# EXERCISE DATA:
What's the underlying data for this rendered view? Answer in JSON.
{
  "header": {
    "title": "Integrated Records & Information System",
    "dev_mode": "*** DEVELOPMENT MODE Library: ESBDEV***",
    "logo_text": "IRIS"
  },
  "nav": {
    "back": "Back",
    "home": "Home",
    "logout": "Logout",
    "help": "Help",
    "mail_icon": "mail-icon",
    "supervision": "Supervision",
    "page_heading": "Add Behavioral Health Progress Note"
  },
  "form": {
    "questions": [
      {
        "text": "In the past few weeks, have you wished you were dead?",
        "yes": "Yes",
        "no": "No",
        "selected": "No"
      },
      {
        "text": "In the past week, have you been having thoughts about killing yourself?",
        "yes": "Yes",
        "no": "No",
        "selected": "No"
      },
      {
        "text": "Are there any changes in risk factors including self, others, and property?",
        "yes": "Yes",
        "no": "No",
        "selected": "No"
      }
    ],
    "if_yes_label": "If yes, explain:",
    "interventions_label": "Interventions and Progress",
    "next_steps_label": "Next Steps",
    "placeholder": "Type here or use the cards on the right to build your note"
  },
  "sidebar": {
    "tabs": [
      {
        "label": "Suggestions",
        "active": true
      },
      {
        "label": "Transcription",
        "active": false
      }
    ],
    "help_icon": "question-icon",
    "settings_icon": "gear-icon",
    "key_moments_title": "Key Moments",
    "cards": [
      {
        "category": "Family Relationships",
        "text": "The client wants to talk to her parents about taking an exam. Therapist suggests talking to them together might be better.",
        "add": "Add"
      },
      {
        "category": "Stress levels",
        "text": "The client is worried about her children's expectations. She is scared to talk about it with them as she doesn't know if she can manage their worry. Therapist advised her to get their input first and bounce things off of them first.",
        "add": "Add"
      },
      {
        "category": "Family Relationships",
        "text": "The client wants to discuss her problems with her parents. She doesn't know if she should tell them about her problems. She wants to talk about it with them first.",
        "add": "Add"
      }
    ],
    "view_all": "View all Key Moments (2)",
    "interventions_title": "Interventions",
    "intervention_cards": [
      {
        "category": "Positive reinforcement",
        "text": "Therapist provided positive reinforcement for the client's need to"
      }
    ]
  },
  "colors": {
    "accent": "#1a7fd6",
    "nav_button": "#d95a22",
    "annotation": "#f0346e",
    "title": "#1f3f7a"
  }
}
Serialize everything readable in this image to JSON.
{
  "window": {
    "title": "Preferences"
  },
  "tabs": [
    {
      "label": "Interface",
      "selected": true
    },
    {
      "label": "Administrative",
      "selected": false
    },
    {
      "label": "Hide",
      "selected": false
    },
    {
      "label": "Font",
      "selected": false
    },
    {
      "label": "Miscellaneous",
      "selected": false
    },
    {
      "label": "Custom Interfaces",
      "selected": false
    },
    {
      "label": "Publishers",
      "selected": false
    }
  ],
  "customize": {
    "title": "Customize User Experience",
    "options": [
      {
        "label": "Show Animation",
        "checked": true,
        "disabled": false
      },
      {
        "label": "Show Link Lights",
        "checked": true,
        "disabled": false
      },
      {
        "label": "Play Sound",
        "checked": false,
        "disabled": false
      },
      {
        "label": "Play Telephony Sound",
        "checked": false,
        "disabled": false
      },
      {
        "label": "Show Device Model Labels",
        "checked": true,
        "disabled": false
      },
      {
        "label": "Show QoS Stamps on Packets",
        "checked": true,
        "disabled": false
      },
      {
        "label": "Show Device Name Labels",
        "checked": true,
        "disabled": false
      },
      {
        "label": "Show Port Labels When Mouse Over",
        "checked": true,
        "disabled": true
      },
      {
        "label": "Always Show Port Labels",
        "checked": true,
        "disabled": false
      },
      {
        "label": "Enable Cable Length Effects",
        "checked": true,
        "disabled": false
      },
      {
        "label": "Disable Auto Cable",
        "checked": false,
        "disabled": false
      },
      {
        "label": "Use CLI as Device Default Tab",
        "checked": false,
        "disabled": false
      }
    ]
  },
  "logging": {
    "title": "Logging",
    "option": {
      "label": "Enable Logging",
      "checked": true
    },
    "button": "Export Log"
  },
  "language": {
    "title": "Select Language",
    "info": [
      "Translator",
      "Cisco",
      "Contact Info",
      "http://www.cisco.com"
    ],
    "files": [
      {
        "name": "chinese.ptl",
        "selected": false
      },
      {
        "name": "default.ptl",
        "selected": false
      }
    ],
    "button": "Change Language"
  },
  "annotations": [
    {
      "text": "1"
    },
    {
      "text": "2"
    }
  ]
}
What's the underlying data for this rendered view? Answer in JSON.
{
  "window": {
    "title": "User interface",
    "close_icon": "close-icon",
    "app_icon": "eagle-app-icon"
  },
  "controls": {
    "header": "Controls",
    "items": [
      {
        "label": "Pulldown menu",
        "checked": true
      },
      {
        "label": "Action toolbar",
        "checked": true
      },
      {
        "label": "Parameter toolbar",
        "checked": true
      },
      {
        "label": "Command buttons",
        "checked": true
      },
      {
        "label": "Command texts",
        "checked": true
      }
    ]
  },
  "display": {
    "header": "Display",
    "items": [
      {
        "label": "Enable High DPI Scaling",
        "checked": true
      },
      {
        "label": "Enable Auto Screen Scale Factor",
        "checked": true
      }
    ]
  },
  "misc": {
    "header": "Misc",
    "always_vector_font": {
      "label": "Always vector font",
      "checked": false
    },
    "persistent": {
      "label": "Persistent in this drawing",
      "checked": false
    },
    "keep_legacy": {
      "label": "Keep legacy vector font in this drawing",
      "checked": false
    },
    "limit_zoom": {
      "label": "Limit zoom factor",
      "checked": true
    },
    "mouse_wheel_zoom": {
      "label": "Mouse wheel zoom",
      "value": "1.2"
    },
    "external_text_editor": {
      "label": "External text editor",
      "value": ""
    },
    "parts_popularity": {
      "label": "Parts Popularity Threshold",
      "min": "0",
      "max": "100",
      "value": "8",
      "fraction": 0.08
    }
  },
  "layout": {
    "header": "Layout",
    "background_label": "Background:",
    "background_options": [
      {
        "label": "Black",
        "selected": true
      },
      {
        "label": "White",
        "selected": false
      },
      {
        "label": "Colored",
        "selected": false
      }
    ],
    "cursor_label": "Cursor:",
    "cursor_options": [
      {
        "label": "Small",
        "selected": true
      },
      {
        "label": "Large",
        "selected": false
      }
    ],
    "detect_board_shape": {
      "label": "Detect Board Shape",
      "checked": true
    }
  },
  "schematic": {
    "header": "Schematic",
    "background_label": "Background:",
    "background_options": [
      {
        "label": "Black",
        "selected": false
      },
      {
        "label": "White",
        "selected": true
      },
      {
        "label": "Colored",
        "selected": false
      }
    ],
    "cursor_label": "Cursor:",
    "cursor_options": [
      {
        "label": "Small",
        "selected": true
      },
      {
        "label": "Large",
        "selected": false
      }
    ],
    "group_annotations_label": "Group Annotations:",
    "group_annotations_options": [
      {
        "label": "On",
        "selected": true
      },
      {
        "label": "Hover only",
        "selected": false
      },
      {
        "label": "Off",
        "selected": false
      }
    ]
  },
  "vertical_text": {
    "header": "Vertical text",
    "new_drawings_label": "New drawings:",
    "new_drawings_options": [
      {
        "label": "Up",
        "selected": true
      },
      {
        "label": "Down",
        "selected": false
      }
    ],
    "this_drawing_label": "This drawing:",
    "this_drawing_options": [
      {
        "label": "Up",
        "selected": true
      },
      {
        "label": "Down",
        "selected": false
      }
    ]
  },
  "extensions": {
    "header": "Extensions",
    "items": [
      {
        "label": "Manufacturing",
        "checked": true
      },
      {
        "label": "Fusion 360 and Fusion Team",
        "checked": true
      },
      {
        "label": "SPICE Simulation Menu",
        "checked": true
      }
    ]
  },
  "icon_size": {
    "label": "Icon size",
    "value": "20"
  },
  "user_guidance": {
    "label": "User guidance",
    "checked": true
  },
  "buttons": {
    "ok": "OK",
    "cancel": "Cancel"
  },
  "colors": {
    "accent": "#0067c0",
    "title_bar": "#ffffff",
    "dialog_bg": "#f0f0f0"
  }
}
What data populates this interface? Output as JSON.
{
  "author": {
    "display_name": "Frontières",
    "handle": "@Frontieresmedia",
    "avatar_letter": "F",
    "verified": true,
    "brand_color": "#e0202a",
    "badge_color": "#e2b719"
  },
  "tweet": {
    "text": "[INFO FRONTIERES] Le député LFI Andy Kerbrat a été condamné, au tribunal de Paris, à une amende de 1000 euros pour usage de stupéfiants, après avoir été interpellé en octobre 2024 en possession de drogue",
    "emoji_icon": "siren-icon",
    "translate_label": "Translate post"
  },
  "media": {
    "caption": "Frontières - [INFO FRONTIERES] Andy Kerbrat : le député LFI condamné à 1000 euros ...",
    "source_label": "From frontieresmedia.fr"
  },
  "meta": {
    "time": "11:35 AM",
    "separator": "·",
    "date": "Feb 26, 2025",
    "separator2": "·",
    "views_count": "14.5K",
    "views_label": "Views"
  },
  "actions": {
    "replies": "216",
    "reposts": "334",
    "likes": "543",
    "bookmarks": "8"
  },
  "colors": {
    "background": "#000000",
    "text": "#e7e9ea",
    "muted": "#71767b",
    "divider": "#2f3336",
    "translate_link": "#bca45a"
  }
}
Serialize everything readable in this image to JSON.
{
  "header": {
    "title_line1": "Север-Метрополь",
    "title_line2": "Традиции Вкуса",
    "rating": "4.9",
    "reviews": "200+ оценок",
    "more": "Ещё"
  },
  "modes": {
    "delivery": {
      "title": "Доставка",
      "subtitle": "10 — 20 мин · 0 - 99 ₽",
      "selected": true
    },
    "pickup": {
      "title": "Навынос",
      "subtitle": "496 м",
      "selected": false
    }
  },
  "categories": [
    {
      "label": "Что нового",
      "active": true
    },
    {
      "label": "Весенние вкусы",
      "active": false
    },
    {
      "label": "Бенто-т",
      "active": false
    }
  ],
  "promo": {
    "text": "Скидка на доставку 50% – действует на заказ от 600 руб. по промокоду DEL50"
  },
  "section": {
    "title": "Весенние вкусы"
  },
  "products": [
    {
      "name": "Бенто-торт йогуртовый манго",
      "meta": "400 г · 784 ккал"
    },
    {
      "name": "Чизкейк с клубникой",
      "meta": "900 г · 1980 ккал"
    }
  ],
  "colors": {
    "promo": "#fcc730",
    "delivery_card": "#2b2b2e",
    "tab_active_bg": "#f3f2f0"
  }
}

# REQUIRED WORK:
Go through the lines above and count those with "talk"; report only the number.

# EXPECTED ANSWER:
3